[Extracted records]
********************

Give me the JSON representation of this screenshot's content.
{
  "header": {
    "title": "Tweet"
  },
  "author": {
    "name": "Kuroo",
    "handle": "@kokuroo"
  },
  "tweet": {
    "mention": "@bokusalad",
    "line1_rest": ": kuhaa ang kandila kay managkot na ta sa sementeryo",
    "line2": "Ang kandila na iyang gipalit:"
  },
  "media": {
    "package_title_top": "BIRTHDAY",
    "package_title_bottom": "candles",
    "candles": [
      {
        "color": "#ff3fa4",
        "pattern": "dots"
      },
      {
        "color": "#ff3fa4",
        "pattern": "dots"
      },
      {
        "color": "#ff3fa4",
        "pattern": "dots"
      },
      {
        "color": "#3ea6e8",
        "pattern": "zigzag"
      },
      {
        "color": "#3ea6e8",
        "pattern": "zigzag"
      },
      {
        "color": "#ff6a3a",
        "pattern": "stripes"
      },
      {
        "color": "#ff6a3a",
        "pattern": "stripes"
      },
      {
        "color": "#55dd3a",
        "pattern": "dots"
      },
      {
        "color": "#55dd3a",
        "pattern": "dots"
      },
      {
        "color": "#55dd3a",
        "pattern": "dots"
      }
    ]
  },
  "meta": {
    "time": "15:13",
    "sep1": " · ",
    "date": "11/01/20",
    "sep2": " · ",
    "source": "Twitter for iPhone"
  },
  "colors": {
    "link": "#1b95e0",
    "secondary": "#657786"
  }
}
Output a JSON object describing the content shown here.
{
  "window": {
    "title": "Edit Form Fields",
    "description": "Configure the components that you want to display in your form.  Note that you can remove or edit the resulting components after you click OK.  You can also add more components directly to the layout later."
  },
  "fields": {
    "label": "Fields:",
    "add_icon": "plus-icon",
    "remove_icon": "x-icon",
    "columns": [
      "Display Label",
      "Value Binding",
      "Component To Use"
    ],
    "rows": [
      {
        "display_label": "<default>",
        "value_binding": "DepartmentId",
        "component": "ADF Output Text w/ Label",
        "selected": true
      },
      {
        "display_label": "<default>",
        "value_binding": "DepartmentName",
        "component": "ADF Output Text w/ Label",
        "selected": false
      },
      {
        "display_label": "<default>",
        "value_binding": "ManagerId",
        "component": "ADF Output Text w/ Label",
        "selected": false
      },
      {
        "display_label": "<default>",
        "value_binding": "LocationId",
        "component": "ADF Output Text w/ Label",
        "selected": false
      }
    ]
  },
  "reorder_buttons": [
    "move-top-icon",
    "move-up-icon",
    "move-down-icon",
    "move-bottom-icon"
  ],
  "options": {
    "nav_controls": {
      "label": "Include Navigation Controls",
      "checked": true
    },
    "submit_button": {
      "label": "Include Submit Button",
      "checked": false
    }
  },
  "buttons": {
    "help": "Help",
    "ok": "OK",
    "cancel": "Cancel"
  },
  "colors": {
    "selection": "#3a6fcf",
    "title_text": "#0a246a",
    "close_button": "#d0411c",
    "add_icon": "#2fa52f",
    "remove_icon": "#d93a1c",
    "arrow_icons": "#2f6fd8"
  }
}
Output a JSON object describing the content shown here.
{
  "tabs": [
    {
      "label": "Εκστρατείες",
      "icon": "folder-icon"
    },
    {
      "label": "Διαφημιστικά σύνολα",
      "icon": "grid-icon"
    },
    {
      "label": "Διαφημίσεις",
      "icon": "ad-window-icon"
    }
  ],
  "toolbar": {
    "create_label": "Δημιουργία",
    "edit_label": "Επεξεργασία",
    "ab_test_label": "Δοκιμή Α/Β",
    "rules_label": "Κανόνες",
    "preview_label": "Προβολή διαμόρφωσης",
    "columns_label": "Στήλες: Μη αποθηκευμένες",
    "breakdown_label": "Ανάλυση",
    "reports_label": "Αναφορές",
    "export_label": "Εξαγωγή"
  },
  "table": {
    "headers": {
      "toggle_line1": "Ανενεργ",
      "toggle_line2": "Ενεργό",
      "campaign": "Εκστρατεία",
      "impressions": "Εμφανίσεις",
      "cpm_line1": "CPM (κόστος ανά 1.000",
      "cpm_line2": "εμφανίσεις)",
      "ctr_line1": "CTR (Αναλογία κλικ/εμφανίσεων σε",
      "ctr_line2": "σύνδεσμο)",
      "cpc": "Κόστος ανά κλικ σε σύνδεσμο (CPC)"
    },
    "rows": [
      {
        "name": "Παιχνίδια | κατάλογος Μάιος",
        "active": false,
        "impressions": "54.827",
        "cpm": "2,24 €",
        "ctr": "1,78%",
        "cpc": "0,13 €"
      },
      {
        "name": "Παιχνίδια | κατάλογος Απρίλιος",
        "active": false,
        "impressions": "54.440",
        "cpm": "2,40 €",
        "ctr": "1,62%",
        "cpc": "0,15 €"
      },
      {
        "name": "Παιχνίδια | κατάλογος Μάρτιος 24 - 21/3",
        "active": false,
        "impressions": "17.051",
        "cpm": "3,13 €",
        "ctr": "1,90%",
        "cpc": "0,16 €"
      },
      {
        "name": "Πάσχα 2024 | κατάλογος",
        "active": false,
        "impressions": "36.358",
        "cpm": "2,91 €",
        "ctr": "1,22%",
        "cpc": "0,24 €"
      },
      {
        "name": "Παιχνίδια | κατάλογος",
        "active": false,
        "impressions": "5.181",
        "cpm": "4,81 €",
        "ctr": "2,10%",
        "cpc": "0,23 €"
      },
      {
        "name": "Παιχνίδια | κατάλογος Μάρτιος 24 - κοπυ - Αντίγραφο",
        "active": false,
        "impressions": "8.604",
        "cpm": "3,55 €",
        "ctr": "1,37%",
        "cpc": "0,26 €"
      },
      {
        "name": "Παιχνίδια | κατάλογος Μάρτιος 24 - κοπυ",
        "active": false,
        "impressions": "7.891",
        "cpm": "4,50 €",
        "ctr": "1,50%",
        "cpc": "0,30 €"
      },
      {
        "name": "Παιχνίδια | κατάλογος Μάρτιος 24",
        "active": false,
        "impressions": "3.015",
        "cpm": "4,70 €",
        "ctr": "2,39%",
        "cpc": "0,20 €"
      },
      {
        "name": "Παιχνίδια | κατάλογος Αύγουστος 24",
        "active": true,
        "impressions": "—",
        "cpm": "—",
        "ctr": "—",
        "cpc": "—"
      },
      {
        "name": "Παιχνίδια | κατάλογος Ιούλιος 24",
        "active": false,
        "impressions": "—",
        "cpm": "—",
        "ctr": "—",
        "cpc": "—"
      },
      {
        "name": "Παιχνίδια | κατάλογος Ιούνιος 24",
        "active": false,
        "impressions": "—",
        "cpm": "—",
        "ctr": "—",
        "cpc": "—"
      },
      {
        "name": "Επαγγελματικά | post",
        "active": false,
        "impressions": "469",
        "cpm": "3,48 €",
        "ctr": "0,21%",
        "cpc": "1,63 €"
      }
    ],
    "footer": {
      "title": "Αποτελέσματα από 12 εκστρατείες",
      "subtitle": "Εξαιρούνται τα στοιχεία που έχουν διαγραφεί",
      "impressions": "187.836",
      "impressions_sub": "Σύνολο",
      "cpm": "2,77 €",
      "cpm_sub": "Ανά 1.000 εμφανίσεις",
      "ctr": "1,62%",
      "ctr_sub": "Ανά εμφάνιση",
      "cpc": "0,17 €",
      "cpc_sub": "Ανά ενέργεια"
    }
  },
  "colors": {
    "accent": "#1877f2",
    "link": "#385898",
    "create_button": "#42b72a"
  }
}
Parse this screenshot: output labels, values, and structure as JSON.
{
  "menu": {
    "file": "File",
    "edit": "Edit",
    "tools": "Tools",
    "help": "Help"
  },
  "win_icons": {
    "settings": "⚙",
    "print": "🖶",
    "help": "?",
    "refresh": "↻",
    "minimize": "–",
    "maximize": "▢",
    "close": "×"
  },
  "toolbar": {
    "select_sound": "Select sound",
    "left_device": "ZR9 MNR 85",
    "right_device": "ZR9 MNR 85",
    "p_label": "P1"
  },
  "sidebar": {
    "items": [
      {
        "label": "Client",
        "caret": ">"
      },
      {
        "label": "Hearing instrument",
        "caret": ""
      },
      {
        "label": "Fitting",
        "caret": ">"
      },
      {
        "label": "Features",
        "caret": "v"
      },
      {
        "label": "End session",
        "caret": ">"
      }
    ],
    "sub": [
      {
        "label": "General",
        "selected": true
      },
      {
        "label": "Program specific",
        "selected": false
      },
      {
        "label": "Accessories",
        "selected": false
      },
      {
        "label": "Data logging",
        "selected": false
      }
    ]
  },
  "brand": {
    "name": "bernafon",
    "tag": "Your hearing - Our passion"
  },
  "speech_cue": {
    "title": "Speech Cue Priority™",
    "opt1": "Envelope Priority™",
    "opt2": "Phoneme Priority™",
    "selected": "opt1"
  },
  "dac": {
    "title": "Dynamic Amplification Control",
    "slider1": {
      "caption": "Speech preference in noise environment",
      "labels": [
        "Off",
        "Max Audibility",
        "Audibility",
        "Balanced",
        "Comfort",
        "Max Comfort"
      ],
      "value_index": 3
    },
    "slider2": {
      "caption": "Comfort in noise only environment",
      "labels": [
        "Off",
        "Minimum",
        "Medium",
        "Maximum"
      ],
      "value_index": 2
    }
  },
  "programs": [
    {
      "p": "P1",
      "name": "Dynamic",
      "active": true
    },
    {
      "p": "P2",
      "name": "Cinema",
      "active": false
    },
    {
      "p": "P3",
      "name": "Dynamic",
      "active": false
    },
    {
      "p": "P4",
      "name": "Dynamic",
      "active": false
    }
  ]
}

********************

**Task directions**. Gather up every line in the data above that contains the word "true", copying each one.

**Finished exercise**.
        "selected": true
      "checked": true
        "active": true,
        "selected": true
      "active": true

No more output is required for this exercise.